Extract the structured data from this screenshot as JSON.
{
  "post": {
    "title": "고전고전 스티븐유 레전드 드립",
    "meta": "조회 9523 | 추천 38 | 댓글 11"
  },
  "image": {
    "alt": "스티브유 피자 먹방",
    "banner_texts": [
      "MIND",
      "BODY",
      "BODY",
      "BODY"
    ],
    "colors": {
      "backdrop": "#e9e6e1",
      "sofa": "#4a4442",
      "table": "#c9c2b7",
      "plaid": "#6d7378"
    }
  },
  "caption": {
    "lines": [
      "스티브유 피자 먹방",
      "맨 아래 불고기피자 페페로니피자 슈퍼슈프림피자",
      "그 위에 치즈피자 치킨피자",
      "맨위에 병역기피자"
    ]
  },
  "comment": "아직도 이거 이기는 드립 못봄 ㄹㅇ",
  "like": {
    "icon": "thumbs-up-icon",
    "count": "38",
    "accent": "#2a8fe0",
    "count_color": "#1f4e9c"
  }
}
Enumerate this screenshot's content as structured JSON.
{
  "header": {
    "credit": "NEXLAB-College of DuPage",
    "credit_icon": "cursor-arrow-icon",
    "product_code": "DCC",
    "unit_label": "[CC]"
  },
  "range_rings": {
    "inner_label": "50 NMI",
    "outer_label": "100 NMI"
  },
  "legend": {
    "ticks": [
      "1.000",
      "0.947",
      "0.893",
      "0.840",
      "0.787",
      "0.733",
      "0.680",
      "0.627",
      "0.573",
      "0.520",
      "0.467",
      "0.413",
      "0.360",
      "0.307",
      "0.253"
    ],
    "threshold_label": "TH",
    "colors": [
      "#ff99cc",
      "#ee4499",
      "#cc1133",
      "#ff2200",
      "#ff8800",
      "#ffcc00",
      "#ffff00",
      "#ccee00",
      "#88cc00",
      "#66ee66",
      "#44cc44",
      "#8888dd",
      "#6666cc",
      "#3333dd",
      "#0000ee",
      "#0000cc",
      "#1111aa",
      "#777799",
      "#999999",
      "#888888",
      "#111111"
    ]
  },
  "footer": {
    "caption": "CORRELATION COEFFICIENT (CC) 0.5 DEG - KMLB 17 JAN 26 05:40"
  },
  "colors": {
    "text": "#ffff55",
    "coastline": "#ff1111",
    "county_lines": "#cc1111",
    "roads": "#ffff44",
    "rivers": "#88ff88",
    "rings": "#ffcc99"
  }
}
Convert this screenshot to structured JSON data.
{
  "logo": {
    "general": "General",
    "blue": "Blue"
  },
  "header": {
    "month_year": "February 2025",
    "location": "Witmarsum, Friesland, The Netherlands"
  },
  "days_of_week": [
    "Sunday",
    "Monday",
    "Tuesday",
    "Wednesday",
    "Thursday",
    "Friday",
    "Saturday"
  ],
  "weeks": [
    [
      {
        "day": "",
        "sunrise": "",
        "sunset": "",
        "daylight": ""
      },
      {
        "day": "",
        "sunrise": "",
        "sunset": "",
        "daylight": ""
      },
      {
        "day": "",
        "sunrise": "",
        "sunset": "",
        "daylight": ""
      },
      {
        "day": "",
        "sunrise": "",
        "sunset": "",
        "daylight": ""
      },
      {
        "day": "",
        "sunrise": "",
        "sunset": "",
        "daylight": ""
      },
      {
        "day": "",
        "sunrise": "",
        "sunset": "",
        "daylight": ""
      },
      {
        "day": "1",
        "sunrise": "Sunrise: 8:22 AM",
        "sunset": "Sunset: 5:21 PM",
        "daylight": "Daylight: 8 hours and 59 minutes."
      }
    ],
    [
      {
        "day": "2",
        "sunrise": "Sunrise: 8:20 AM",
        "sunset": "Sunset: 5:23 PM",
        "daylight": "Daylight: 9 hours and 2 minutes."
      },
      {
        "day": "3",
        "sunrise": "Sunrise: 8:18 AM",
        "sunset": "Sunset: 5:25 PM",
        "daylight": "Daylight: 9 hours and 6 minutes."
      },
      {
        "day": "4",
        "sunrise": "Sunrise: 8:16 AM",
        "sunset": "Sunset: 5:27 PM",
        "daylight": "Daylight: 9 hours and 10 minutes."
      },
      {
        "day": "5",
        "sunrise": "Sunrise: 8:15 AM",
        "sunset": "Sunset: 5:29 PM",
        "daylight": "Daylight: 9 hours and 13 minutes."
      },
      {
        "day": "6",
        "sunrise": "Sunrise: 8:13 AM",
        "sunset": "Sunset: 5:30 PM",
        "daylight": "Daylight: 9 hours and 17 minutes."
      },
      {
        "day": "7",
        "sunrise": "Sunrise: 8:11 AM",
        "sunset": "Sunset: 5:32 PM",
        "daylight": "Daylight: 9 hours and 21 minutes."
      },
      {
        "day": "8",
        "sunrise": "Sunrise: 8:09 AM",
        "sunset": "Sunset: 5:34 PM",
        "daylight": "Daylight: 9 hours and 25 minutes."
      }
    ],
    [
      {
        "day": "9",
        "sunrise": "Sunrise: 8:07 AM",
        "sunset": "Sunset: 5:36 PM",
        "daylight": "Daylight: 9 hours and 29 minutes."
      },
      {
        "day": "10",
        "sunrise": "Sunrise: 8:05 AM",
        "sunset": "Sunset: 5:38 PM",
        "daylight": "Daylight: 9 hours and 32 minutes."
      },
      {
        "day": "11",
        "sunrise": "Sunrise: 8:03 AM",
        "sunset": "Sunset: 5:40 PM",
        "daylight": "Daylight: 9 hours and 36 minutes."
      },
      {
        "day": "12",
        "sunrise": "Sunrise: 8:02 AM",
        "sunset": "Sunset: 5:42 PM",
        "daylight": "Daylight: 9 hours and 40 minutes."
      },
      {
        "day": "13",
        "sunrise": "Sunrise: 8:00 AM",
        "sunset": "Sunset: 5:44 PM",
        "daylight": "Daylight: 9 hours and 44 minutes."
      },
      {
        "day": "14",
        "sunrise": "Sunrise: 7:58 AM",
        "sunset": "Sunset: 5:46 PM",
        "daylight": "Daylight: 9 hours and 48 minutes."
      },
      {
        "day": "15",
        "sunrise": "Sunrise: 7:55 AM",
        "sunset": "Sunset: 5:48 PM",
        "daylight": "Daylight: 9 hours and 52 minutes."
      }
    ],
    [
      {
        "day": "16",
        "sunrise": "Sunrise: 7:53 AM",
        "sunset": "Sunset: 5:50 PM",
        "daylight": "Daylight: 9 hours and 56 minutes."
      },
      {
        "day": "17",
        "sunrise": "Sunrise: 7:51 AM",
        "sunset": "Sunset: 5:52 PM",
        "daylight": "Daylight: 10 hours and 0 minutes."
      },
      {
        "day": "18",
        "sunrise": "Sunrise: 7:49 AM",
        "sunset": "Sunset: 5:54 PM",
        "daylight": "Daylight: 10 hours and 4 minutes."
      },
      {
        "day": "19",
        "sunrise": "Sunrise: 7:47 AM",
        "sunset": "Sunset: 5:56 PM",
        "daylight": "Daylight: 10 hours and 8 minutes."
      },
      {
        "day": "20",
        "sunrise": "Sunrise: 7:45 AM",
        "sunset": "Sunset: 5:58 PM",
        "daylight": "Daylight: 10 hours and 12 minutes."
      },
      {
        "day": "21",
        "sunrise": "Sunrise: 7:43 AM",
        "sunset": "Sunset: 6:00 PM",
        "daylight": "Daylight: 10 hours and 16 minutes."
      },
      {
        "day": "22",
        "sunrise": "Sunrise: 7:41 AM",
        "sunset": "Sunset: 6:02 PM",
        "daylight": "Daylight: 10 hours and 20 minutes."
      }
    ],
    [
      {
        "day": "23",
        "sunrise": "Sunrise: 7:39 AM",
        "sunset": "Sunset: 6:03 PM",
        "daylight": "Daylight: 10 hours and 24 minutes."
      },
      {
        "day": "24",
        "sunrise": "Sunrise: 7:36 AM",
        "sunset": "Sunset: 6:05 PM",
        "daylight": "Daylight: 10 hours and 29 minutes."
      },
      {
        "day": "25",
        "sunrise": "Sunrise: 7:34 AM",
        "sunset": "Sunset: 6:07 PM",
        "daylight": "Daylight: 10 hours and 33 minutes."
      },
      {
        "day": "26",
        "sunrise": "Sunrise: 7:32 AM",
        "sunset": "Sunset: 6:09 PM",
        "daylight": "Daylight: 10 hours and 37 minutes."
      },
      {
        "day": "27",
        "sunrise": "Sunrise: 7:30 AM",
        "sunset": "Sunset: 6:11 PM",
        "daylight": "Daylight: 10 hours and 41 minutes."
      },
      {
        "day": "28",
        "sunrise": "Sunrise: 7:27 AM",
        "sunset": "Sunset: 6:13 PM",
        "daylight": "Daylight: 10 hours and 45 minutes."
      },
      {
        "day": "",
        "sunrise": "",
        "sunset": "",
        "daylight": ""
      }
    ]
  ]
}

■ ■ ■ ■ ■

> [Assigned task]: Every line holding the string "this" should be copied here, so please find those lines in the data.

> [Your solution]:
Extract the structured data from this screenshot as JSON.
Enumerate this screenshot's content as structured JSON.
Convert this screenshot to structured JSON data.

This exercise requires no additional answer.